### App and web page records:
Start of Block

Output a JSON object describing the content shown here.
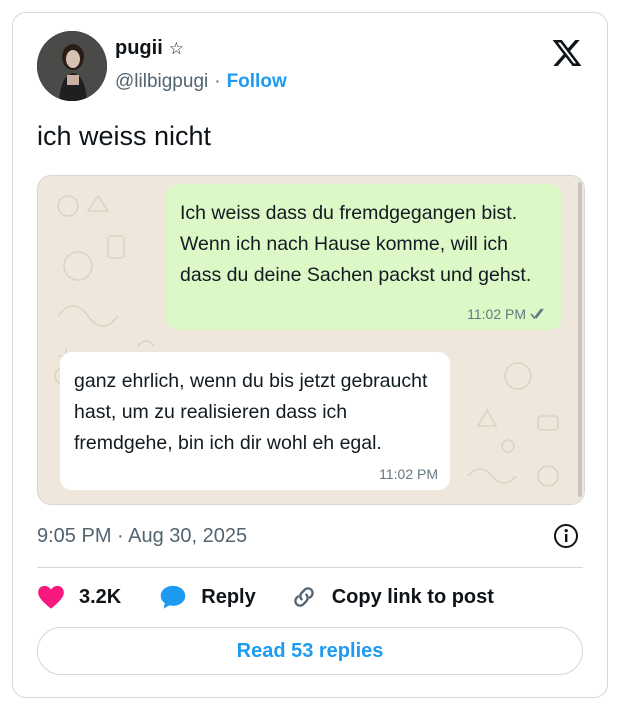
{
  "author": {
    "name": "pugii",
    "name_suffix": "☆",
    "handle": "@lilbigpugi",
    "separator": "·",
    "follow_label": "Follow"
  },
  "tweet": {
    "text": "ich weiss nicht",
    "timestamp": "9:05 PM · Aug 30, 2025"
  },
  "chat": {
    "outgoing": {
      "text": "Ich weiss dass du fremdgegangen bist. Wenn ich nach Hause komme, will ich dass du deine Sachen packst und gehst.",
      "time": "11:02 PM",
      "status_icon": "double-check-icon"
    },
    "incoming": {
      "text": "ganz ehrlich, wenn du bis jetzt gebraucht hast, um zu realisieren dass ich fremdgehe, bin ich dir wohl eh egal.",
      "time": "11:02 PM"
    }
  },
  "actions": {
    "likes": "3.2K",
    "reply_label": "Reply",
    "copy_label": "Copy link to post"
  },
  "read_replies_label": "Read 53 replies",
  "colors": {
    "accent": "#1d9bf0",
    "like": "#f91880",
    "outgoing_bubble": "#dcf8c6",
    "chat_background": "#efe7dc"
  }
}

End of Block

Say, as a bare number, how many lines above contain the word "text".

3